### [Exercise directions]
Your job is to return every line in the data holding the string "Japanese".

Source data

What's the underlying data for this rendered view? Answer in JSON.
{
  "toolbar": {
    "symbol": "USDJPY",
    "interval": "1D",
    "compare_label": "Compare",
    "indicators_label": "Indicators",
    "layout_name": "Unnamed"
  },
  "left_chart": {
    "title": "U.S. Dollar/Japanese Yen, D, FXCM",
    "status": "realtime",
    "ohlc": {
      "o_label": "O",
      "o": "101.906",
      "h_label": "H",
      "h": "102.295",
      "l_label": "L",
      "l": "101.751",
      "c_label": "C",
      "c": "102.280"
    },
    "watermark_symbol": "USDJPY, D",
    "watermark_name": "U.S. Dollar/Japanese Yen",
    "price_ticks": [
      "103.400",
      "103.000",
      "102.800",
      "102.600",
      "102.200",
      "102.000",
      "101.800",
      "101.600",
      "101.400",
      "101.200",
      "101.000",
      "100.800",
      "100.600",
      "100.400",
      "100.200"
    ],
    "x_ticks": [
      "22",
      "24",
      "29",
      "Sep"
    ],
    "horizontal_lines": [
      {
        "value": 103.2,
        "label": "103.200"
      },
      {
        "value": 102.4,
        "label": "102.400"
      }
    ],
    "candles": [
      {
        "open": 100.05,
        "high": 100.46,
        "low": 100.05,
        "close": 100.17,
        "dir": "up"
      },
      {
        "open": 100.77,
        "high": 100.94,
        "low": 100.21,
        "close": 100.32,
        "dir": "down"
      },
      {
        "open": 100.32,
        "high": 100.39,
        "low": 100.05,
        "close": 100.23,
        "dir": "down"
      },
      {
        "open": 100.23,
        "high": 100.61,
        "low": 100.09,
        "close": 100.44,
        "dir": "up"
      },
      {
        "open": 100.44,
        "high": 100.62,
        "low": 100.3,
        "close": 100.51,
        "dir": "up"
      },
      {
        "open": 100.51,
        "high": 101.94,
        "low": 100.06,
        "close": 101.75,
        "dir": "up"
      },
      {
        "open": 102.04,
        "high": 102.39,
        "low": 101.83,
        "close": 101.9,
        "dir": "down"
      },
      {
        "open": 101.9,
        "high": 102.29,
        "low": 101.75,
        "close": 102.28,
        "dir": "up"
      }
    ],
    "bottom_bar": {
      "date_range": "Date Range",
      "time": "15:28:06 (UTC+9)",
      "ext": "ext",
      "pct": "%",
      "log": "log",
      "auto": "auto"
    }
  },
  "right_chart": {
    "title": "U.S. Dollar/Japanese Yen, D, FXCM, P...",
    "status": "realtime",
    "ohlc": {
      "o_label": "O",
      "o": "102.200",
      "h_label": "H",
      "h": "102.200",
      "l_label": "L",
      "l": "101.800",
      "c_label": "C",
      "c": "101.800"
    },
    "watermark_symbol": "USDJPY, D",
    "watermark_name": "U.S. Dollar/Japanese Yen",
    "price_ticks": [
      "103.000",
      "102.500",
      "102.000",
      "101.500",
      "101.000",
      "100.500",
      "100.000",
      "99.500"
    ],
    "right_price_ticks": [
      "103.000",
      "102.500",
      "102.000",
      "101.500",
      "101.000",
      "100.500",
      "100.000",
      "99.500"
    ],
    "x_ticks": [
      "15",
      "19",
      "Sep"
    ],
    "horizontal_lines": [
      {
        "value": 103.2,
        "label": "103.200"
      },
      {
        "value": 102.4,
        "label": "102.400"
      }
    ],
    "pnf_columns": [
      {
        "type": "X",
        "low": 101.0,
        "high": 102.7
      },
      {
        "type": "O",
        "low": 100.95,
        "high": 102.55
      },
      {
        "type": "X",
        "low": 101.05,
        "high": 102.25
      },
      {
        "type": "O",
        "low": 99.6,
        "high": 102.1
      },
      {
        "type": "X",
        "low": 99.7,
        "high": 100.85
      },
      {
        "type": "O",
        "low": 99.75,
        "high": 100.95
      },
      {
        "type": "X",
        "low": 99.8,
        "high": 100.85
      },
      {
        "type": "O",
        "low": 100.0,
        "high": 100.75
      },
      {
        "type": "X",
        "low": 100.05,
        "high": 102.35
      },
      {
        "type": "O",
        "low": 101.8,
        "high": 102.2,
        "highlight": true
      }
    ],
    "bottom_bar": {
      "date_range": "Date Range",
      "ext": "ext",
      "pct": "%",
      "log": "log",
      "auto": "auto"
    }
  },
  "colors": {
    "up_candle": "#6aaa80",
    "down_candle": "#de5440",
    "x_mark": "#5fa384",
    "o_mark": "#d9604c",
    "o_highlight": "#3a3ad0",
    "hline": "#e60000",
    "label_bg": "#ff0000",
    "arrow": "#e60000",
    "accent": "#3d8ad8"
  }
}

### [Answer space]
    "title": "U.S. Dollar/Japanese Yen, D, FXCM",
    "watermark_name": "U.S. Dollar/Japanese Yen",
    "title": "U.S. Dollar/Japanese Yen, D, FXCM, P...",
    "watermark_name": "U.S. Dollar/Japanese Yen",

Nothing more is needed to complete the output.